▶ _Action item_
Leaving the images out, output each entry below exactly.

▶ _Extracted material_
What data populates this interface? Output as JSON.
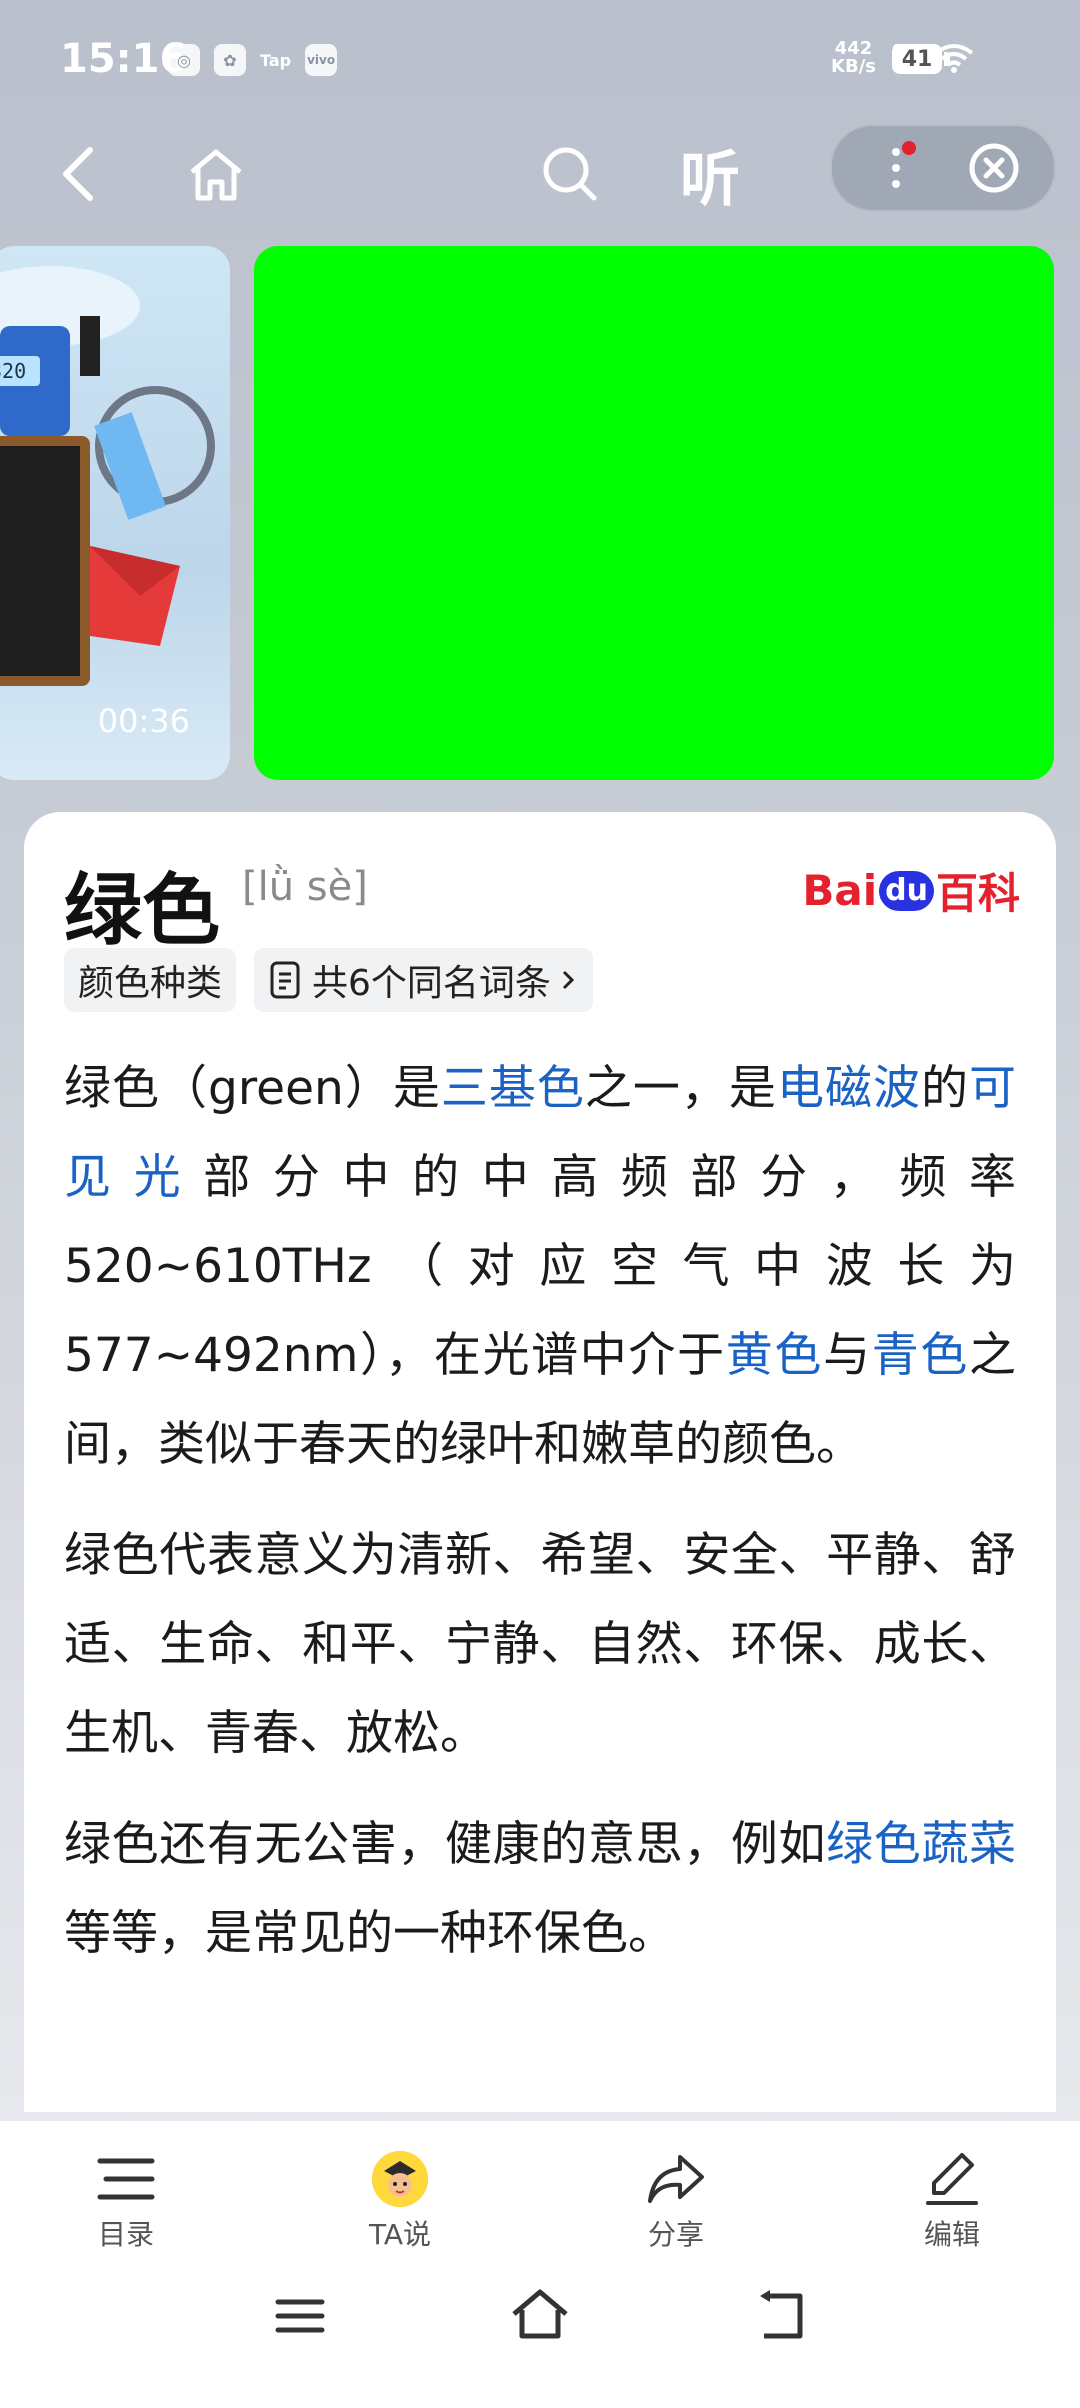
{
  "status_bar": {
    "time": "15:16",
    "app_icons": [
      "Tap",
      "vivo"
    ],
    "net_speed_value": "442",
    "net_speed_unit": "KB/s",
    "battery": "41"
  },
  "nav": {
    "listen_label": "听"
  },
  "media": {
    "video_duration": "00:36",
    "main_image_color": "#00ff00"
  },
  "entry": {
    "title": "绿色",
    "pinyin": "[lǜ sè]",
    "source_logo": {
      "text_bai": "Bai",
      "text_du": "du",
      "text_baike": "百科"
    },
    "tags": [
      "颜色种类",
      "共6个同名词条"
    ]
  },
  "paragraph1": {
    "t1": "绿色（green）是",
    "l1": "三基色",
    "t2": "之一，是",
    "l2": "电磁波",
    "t3": "的",
    "l3": "可见光",
    "t4": "部分中的中高频部分，频率520~610THz（对应空气中波长为577~492nm），在光谱中介于",
    "l4": "黄色",
    "t5": "与",
    "l5": "青色",
    "t6": "之间，类似于春天的绿叶和嫩草的颜色。"
  },
  "paragraph2": "绿色代表意义为清新、希望、安全、平静、舒适、生命、和平、宁静、自然、环保、成长、生机、青春、放松。",
  "paragraph3": {
    "t1": "绿色还有无公害，健康的意思，例如",
    "l1": "绿色蔬菜",
    "t2": "等等，是常见的一种环保色。"
  },
  "toolbar": {
    "items": [
      "目录",
      "TA说",
      "分享",
      "编辑"
    ]
  },
  "colors": {
    "link": "#1a63c4",
    "accent_red": "#e4222d",
    "baidu_blue": "#2932e1"
  }
}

▶ _Solved problem_
What data populates this interface? Output as JSON.
{
  "status_bar": {
    "time": "15:16",
    "app_icons": [
      "Tap",
      "vivo"
    ],
    "net_speed_value": "442",
    "net_speed_unit": "KB/s",
    "battery": "41"
  },
  "nav": {
    "listen_label": "听"
  },
  "media": {
    "video_duration": "00:36",
    "main_image_color": "#00ff00"
  },
  "entry": {
    "title": "绿色",
    "pinyin": "[lǜ sè]",
    "source_logo": {
      "text_bai": "Bai",
      "text_du": "du",
      "text_baike": "百科"
    },
    "tags": [
      "颜色种类",
      "共6个同名词条"
    ]
  },
  "paragraph1": {
    "t1": "绿色（green）是",
    "l1": "三基色",
    "t2": "之一，是",
    "l2": "电磁波",
    "t3": "的",
    "l3": "可见光",
    "t4": "部分中的中高频部分，频率520~610THz（对应空气中波长为577~492nm），在光谱中介于",
    "l4": "黄色",
    "t5": "与",
    "l5": "青色",
    "t6": "之间，类似于春天的绿叶和嫩草的颜色。"
  },
  "paragraph2": "绿色代表意义为清新、希望、安全、平静、舒适、生命、和平、宁静、自然、环保、成长、生机、青春、放松。",
  "paragraph3": {
    "t1": "绿色还有无公害，健康的意思，例如",
    "l1": "绿色蔬菜",
    "t2": "等等，是常见的一种环保色。"
  },
  "toolbar": {
    "items": [
      "目录",
      "TA说",
      "分享",
      "编辑"
    ]
  },
  "colors": {
    "link": "#1a63c4",
    "accent_red": "#e4222d",
    "baidu_blue": "#2932e1"
  }
}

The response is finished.